The surprising connection between coffee and temporary noise-induced hearing loss

Stand too close to fireworks, subway trains or rock concerts and you’ll exceed the level we can sustain before risking hearing loss: about 90 – 95 dB. And according to a new JAMA study, your chances of recovering from temporarily impaired hearing are reduced by caffeine.


It is commonly known that exposing the ear to loud noises can result in temporary hearing reduction, which is usually reversible in the first 72 hours after exposure. In a recent study (albeit of Guinea pigs rather than humans), two groups of guinea pigs were exposed to loud music – one group had been given caffeine before the music started, the other group had not.  The non-caffeine group were the first to make a full hearing recovery.


The researchers concluded that drinking caffeine after being exposed to loud noises poses more of a risk than benefit when it comes to a person’s hearing, but admitted that further research is required.


The National Institute on Deafness and Other Communication Disorders (NIDCD) found that around 15% of Americans aged 20-69 have hearing loss that may have been caused by exposure to loud noises. The good news is that this type of hearing loss can be prevented by reducing your exposure to loud noises, either by moving away from it or wearing earplugs.

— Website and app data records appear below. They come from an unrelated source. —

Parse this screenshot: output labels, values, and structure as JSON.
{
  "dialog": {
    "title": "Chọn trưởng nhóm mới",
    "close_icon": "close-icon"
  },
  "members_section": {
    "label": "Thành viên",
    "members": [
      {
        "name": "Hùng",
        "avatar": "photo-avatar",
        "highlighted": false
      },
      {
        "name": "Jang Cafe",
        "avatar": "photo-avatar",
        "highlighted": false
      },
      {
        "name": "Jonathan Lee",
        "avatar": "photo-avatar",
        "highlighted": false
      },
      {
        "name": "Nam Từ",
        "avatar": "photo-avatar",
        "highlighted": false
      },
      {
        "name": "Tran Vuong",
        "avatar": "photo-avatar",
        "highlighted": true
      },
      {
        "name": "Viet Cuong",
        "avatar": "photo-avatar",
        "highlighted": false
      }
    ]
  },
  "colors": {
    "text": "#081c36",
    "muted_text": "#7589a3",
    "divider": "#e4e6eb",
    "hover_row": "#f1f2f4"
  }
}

We’d never tell you to stay away from a morning coffee – just stay away from loud noises while doing so!